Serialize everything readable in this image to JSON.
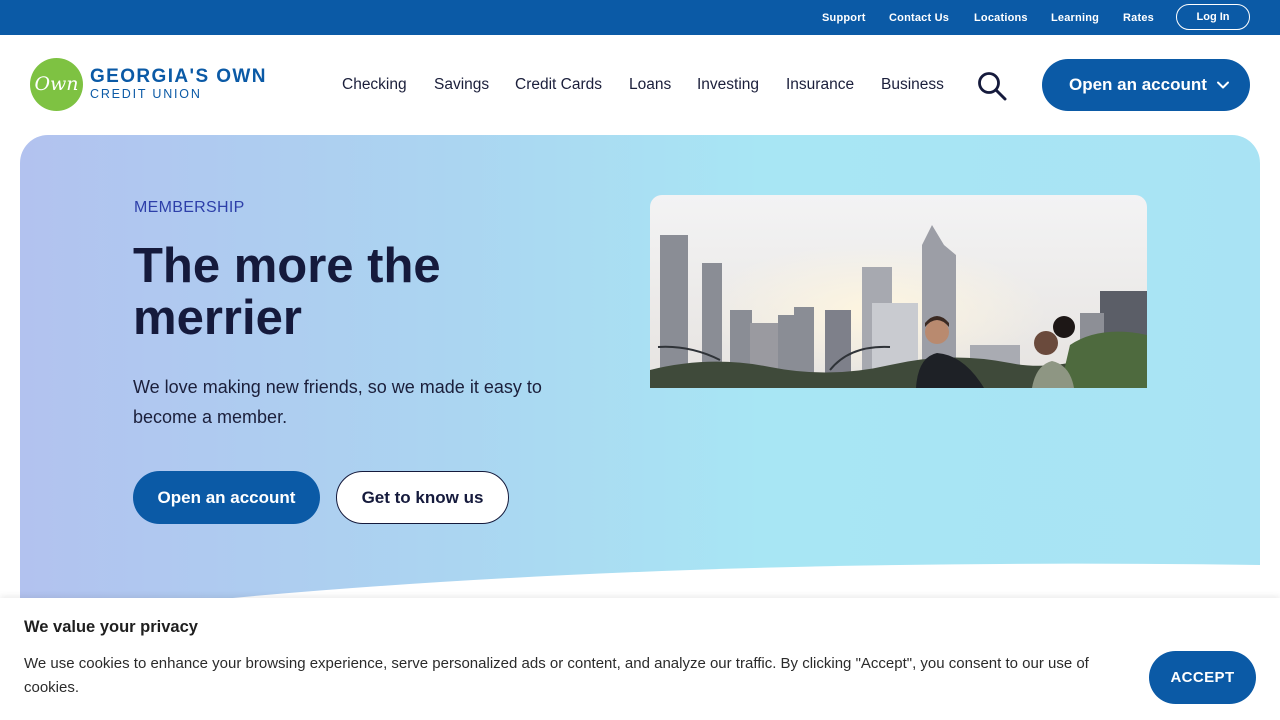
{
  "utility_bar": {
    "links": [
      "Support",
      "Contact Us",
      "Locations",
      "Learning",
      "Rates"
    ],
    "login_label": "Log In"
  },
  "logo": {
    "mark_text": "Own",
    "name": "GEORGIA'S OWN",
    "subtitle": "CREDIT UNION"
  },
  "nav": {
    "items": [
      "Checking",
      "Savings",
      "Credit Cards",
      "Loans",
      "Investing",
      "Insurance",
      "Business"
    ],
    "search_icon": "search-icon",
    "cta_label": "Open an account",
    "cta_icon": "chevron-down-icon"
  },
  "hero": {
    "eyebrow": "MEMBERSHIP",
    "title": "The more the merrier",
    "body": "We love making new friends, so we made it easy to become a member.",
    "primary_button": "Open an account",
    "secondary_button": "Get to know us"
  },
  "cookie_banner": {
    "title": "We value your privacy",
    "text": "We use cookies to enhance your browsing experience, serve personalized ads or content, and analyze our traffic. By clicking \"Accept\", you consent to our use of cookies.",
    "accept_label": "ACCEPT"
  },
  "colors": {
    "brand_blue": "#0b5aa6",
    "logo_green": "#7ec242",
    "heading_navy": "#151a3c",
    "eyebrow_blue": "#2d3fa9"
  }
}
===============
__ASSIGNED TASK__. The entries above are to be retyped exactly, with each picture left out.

__EXERCISE SOLUTION__.
Serialize everything readable in this image to JSON.
{
  "utility_bar": {
    "links": [
      "Support",
      "Contact Us",
      "Locations",
      "Learning",
      "Rates"
    ],
    "login_label": "Log In"
  },
  "logo": {
    "mark_text": "Own",
    "name": "GEORGIA'S OWN",
    "subtitle": "CREDIT UNION"
  },
  "nav": {
    "items": [
      "Checking",
      "Savings",
      "Credit Cards",
      "Loans",
      "Investing",
      "Insurance",
      "Business"
    ],
    "search_icon": "search-icon",
    "cta_label": "Open an account",
    "cta_icon": "chevron-down-icon"
  },
  "hero": {
    "eyebrow": "MEMBERSHIP",
    "title": "The more the merrier",
    "body": "We love making new friends, so we made it easy to become a member.",
    "primary_button": "Open an account",
    "secondary_button": "Get to know us"
  },
  "cookie_banner": {
    "title": "We value your privacy",
    "text": "We use cookies to enhance your browsing experience, serve personalized ads or content, and analyze our traffic. By clicking \"Accept\", you consent to our use of cookies.",
    "accept_label": "ACCEPT"
  },
  "colors": {
    "brand_blue": "#0b5aa6",
    "logo_green": "#7ec242",
    "heading_navy": "#151a3c",
    "eyebrow_blue": "#2d3fa9"
  }
}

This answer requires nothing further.